Get used to holding the pen firmly, but with minimum pressure, while doing something else, like reading or watching TV. When you've got that feeling and the pen stays put, then try writing. It's like the golf grip: place your hands firmly where they are supposed to be, then don't squeeze, but don't go limp as a jellyfish, either.

Seriously, an introductory course in Tai Chi would probably help you find the correct sense of grip.

But I believe that since my life began

The most I've had is just a talent to abuse.

Hey ho, if love were all.

 

With apologies to Noel Coward


#28 Skyclad

Skyclad

    Rare
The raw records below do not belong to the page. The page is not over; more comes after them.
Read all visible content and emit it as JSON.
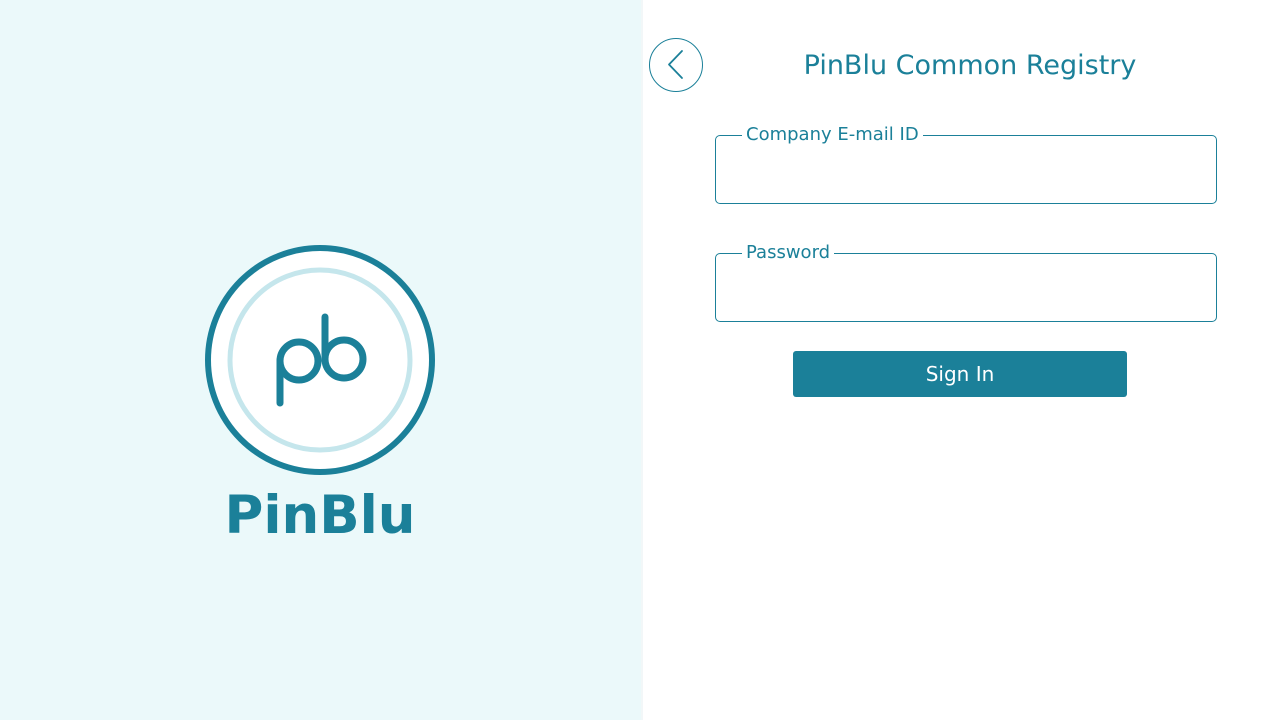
{
  "brand": {
    "name": "PinBlu",
    "logo_monogram": "pb",
    "primary_color": "#1b8099",
    "light_ring_color": "#c5e6ec",
    "panel_background": "#ebf9fa"
  },
  "header": {
    "back_icon": "chevron-left-icon",
    "title": "PinBlu Common Registry"
  },
  "form": {
    "email": {
      "label": "Company E-mail ID",
      "value": "",
      "placeholder": ""
    },
    "password": {
      "label": "Password",
      "value": "",
      "placeholder": ""
    },
    "submit_label": "Sign In"
  }
}
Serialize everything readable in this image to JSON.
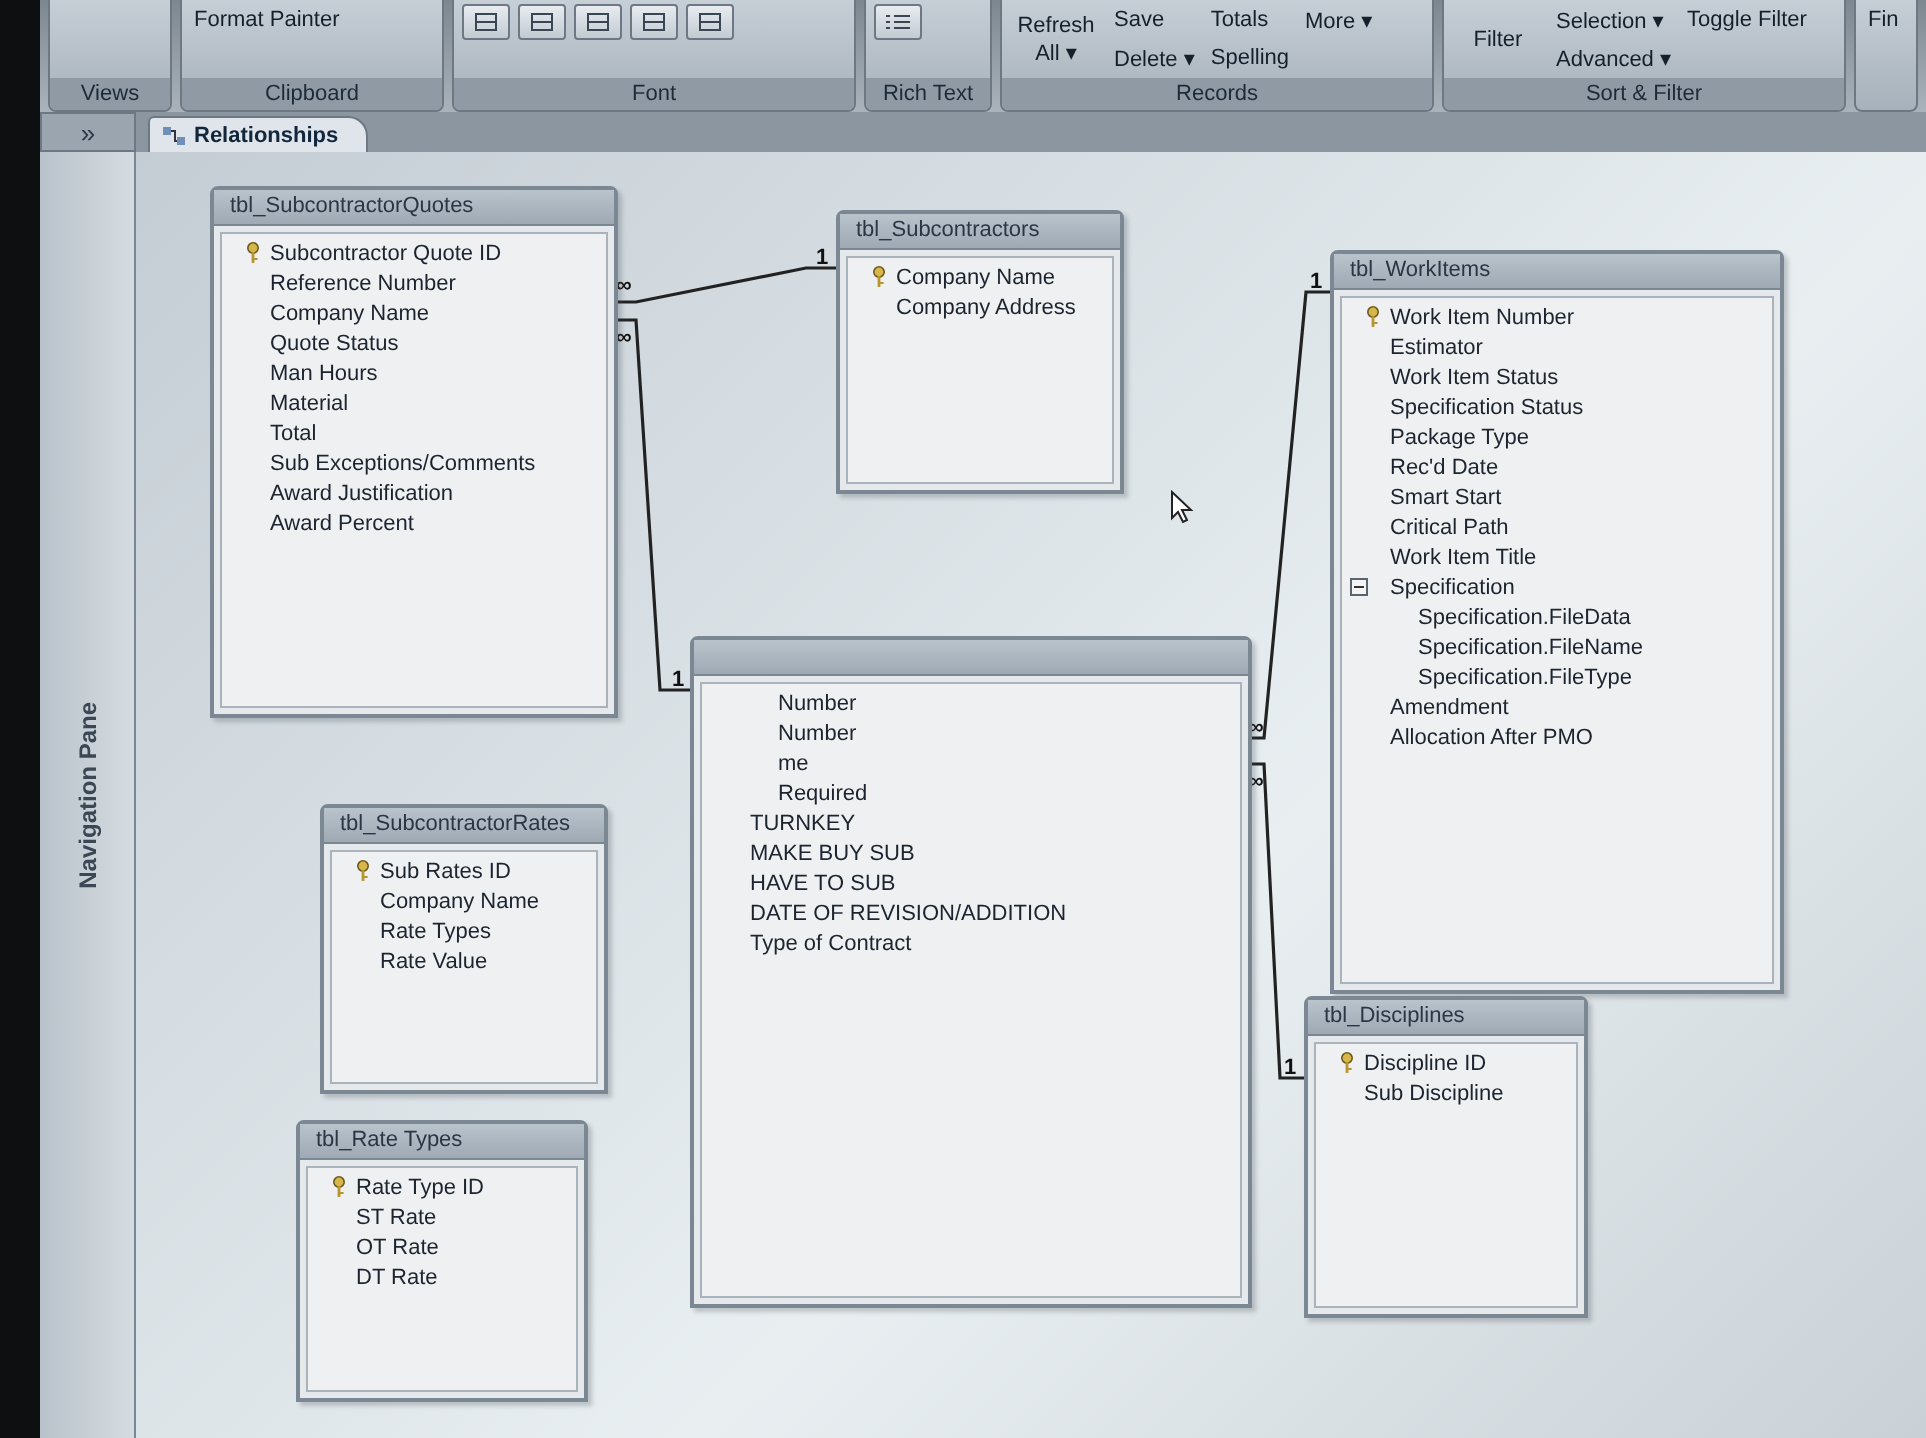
{
  "ribbon": {
    "groups": [
      {
        "label": "Views"
      },
      {
        "label": "Clipboard",
        "buttons": [
          "Format Painter"
        ]
      },
      {
        "label": "Font"
      },
      {
        "label": "Rich Text"
      },
      {
        "label": "Records",
        "buttons": [
          "Refresh All ▾",
          "Save",
          "Delete ▾",
          "Totals",
          "Spelling",
          "More ▾"
        ]
      },
      {
        "label": "Sort & Filter",
        "buttons": [
          "Filter",
          "Selection ▾",
          "Advanced ▾",
          "Toggle Filter"
        ]
      },
      {
        "buttons": [
          "Fin"
        ]
      }
    ]
  },
  "tabs": [
    {
      "label": "Relationships",
      "selected": true
    }
  ],
  "navigation_pane": {
    "toggle": "»",
    "label": "Navigation Pane"
  },
  "tables": [
    {
      "title": "tbl_SubcontractorQuotes",
      "fields": [
        {
          "name": "Subcontractor Quote ID",
          "key": true
        },
        {
          "name": "Reference Number",
          "key": false
        },
        {
          "name": "Company Name",
          "key": false
        },
        {
          "name": "Quote Status",
          "key": false
        },
        {
          "name": "Man Hours",
          "key": false
        },
        {
          "name": "Material",
          "key": false
        },
        {
          "name": "Total",
          "key": false
        },
        {
          "name": "Sub Exceptions/Comments",
          "key": false
        },
        {
          "name": "Award Justification",
          "key": false
        },
        {
          "name": "Award Percent",
          "key": false
        }
      ]
    },
    {
      "title": "tbl_Subcontractors",
      "fields": [
        {
          "name": "Company Name",
          "key": true
        },
        {
          "name": "Company Address",
          "key": false
        }
      ]
    },
    {
      "title": "tbl_WorkItems",
      "fields": [
        {
          "name": "Work Item Number",
          "key": true
        },
        {
          "name": "Estimator",
          "key": false
        },
        {
          "name": "Work Item Status",
          "key": false
        },
        {
          "name": "Specification Status",
          "key": false
        },
        {
          "name": "Package Type",
          "key": false
        },
        {
          "name": "Rec'd Date",
          "key": false
        },
        {
          "name": "Smart Start",
          "key": false
        },
        {
          "name": "Critical Path",
          "key": false
        },
        {
          "name": "Work Item Title",
          "key": false
        },
        {
          "name": "Specification",
          "key": false,
          "expanded": true,
          "children": [
            {
              "name": "Specification.FileData",
              "key": false
            },
            {
              "name": "Specification.FileName",
              "key": false
            },
            {
              "name": "Specification.FileType",
              "key": false
            }
          ]
        },
        {
          "name": "Amendment",
          "key": false
        },
        {
          "name": "Allocation After PMO",
          "key": false
        }
      ]
    },
    {
      "fields": [
        {
          "name": "Number",
          "key": false
        },
        {
          "name": "Number",
          "key": false
        },
        {
          "name": "me",
          "key": false
        },
        {
          "name": "Required",
          "key": false
        },
        {
          "name": "TURNKEY",
          "key": false
        },
        {
          "name": "MAKE BUY SUB",
          "key": false
        },
        {
          "name": "HAVE TO SUB",
          "key": false
        },
        {
          "name": "DATE OF REVISION/ADDITION",
          "key": false
        },
        {
          "name": "Type of Contract",
          "key": false
        }
      ]
    },
    {
      "title": "tbl_SubcontractorRates",
      "fields": [
        {
          "name": "Sub Rates ID",
          "key": true
        },
        {
          "name": "Company Name",
          "key": false
        },
        {
          "name": "Rate Types",
          "key": false
        },
        {
          "name": "Rate Value",
          "key": false
        }
      ]
    },
    {
      "title": "tbl_Rate Types",
      "fields": [
        {
          "name": "Rate Type ID",
          "key": true
        },
        {
          "name": "ST Rate",
          "key": false
        },
        {
          "name": "OT Rate",
          "key": false
        },
        {
          "name": "DT Rate",
          "key": false
        }
      ]
    },
    {
      "title": "tbl_Disciplines",
      "fields": [
        {
          "name": "Discipline ID",
          "key": true
        },
        {
          "name": "Sub Discipline",
          "key": false
        }
      ]
    }
  ],
  "relationships": [
    {
      "many_label": "∞",
      "one_label": "1"
    },
    {
      "many_label": "∞",
      "one_label": "1"
    },
    {
      "many_label": "∞",
      "one_label": "1"
    },
    {
      "many_label": "∞",
      "one_label": "1"
    }
  ]
}
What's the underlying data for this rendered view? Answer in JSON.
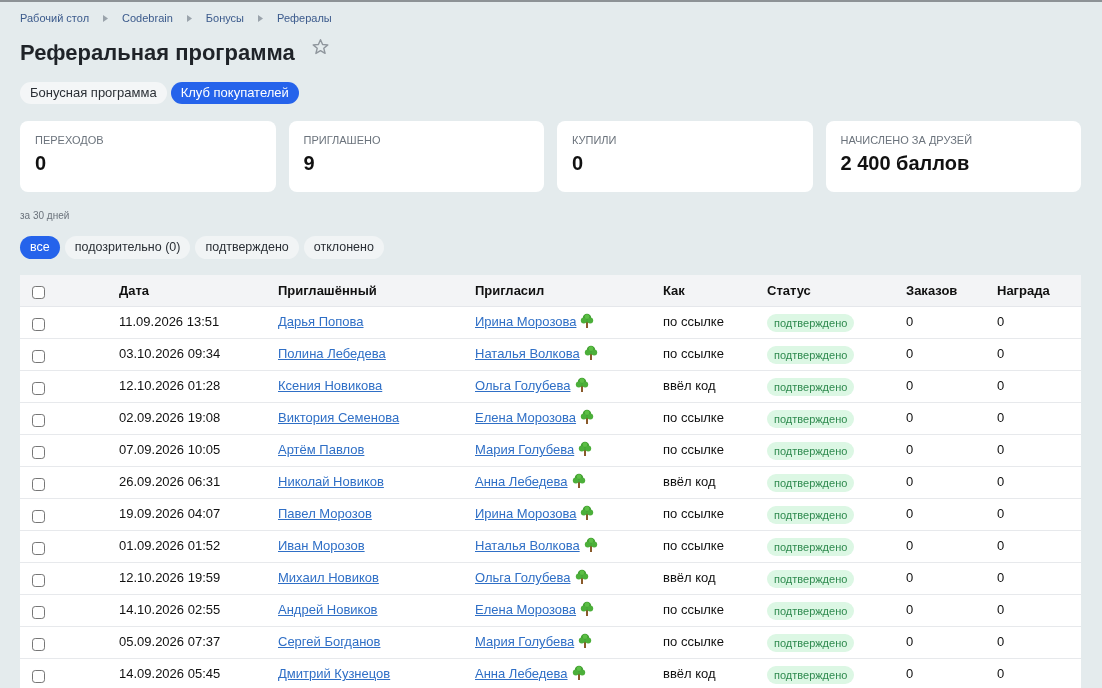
{
  "breadcrumbs": [
    "Рабочий стол",
    "Codebrain",
    "Бонусы",
    "Рефералы"
  ],
  "title": "Реферальная программа",
  "starred": false,
  "tabs": [
    {
      "label": "Бонусная программа",
      "selected": false
    },
    {
      "label": "Клуб покупателей",
      "selected": true
    }
  ],
  "stats": [
    {
      "label": "ПЕРЕХОДОВ",
      "value": "0"
    },
    {
      "label": "ПРИГЛАШЕНО",
      "value": "9"
    },
    {
      "label": "КУПИЛИ",
      "value": "0"
    },
    {
      "label": "НАЧИСЛЕНО ЗА ДРУЗЕЙ",
      "value": "2 400 баллов"
    }
  ],
  "period_note": "за 30 дней",
  "filters": [
    {
      "label": "все",
      "selected": true
    },
    {
      "label": "подозрительно (0)",
      "selected": false
    },
    {
      "label": "подтверждено",
      "selected": false
    },
    {
      "label": "отклонено",
      "selected": false
    }
  ],
  "table": {
    "select_all_checked": false,
    "columns": [
      "Дата",
      "Приглашённый",
      "Пригласил",
      "Как",
      "Статус",
      "Заказов",
      "Награда"
    ],
    "rows": [
      {
        "checked": false,
        "date": "11.09.2026 13:51",
        "invitee": "Дарья Попова",
        "inviter": "Ирина Морозова",
        "method": "по ссылке",
        "status": "подтверждено",
        "orders": "0",
        "reward": "0"
      },
      {
        "checked": false,
        "date": "03.10.2026 09:34",
        "invitee": "Полина Лебедева",
        "inviter": "Наталья Волкова",
        "method": "по ссылке",
        "status": "подтверждено",
        "orders": "0",
        "reward": "0"
      },
      {
        "checked": false,
        "date": "12.10.2026 01:28",
        "invitee": "Ксения Новикова",
        "inviter": "Ольга Голубева",
        "method": "ввёл код",
        "status": "подтверждено",
        "orders": "0",
        "reward": "0"
      },
      {
        "checked": false,
        "date": "02.09.2026 19:08",
        "invitee": "Виктория Семенова",
        "inviter": "Елена Морозова",
        "method": "по ссылке",
        "status": "подтверждено",
        "orders": "0",
        "reward": "0"
      },
      {
        "checked": false,
        "date": "07.09.2026 10:05",
        "invitee": "Артём Павлов",
        "inviter": "Мария Голубева",
        "method": "по ссылке",
        "status": "подтверждено",
        "orders": "0",
        "reward": "0"
      },
      {
        "checked": false,
        "date": "26.09.2026 06:31",
        "invitee": "Николай Новиков",
        "inviter": "Анна Лебедева",
        "method": "ввёл код",
        "status": "подтверждено",
        "orders": "0",
        "reward": "0"
      },
      {
        "checked": false,
        "date": "19.09.2026 04:07",
        "invitee": "Павел Морозов",
        "inviter": "Ирина Морозова",
        "method": "по ссылке",
        "status": "подтверждено",
        "orders": "0",
        "reward": "0"
      },
      {
        "checked": false,
        "date": "01.09.2026 01:52",
        "invitee": "Иван Морозов",
        "inviter": "Наталья Волкова",
        "method": "по ссылке",
        "status": "подтверждено",
        "orders": "0",
        "reward": "0"
      },
      {
        "checked": false,
        "date": "12.10.2026 19:59",
        "invitee": "Михаил Новиков",
        "inviter": "Ольга Голубева",
        "method": "ввёл код",
        "status": "подтверждено",
        "orders": "0",
        "reward": "0"
      },
      {
        "checked": false,
        "date": "14.10.2026 02:55",
        "invitee": "Андрей Новиков",
        "inviter": "Елена Морозова",
        "method": "по ссылке",
        "status": "подтверждено",
        "orders": "0",
        "reward": "0"
      },
      {
        "checked": false,
        "date": "05.09.2026 07:37",
        "invitee": "Сергей Богданов",
        "inviter": "Мария Голубева",
        "method": "по ссылке",
        "status": "подтверждено",
        "orders": "0",
        "reward": "0"
      },
      {
        "checked": false,
        "date": "14.09.2026 05:45",
        "invitee": "Дмитрий Кузнецов",
        "inviter": "Анна Лебедева",
        "method": "ввёл код",
        "status": "подтверждено",
        "orders": "0",
        "reward": "0"
      }
    ]
  }
}
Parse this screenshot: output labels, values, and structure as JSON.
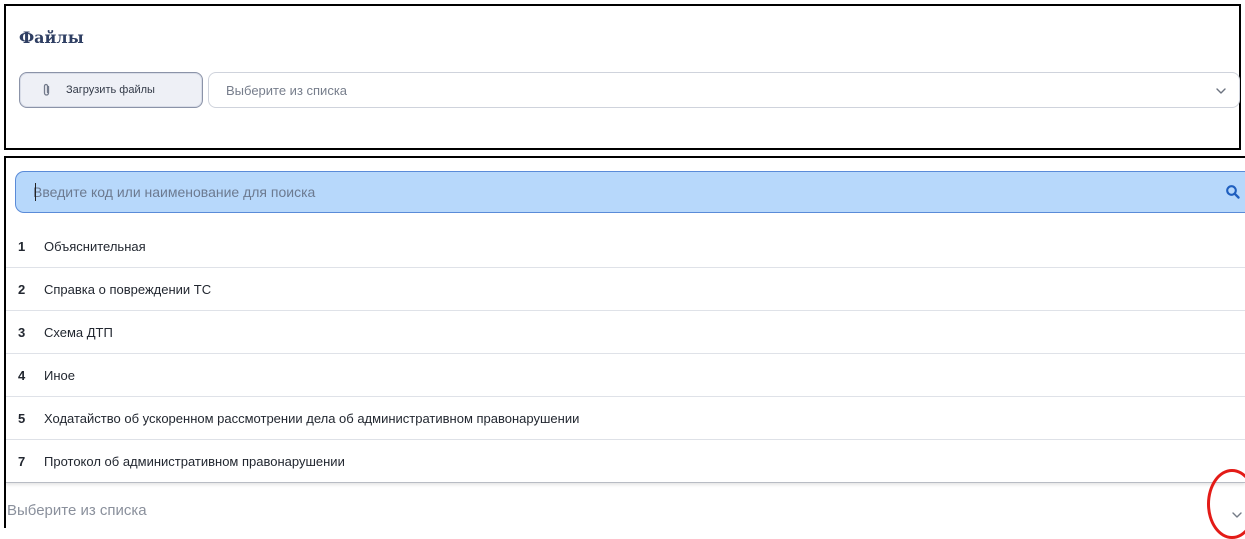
{
  "files": {
    "title": "Файлы",
    "upload_button_label": "Загрузить файлы",
    "upload_icon": "paperclip-icon",
    "select_placeholder": "Выберите из списка",
    "select_icon": "chevron-down-icon"
  },
  "dropdown": {
    "search_placeholder": "Введите код или наименование для поиска",
    "search_icon": "search-icon",
    "options": [
      {
        "code": "1",
        "label": "Объяснительная"
      },
      {
        "code": "2",
        "label": "Справка о повреждении ТС"
      },
      {
        "code": "3",
        "label": "Схема ДТП"
      },
      {
        "code": "4",
        "label": "Иное"
      },
      {
        "code": "5",
        "label": "Ходатайство об ускоренном рассмотрении дела об административном правонарушении"
      },
      {
        "code": "7",
        "label": "Протокол об административном правонарушении"
      }
    ],
    "select_placeholder": "Выберите из списка",
    "select_icon": "chevron-down-icon"
  },
  "colors": {
    "title": "#2f3f63",
    "search_background": "#b7d8fb",
    "search_icon": "#1f5fbf",
    "highlight_circle": "#e31b17"
  }
}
  • Member - Gold

  • PipPipPipPipPip
  • 122 posts
  • Flag:

Posted 04 August 2011 - 01:02

It is possible that I am just holding the pen too lose being that I usually hold the pen with a pinch grip (Posicion Incorrecta). And most of my writing is done with my hand, except for lower case I's and E's, then its a combination of hand and fingers due to their size.

So now I have to learn how to write underhanded (will be getting my dip pen and flex nibs shortly) and with a lose grip. As of right now, a pinch grip is the only thing that keeps my lines steady and even when writing.

#29 mstone

mstone

    Pensive Penman

  • Member - Gold

  • PipPipPipPipPipPipPipPip
  • 1,402 posts
  • Flag:

Posted 04 August 2011 - 03:33

As of right now, a pinch grip is the only thing that keeps my lines steady and even when writing.


it could just be a matter of practice. retraining always takes a while, and will feel more awkward until it's been practiced into muscle memory.

#30 Skyclad

Skyclad

    Rare

  • Member - Gold

  • PipPipPipPipPip
  • 122 posts
  • Flag:

Posted 04 August 2011 - 03:36

Very true, I agree.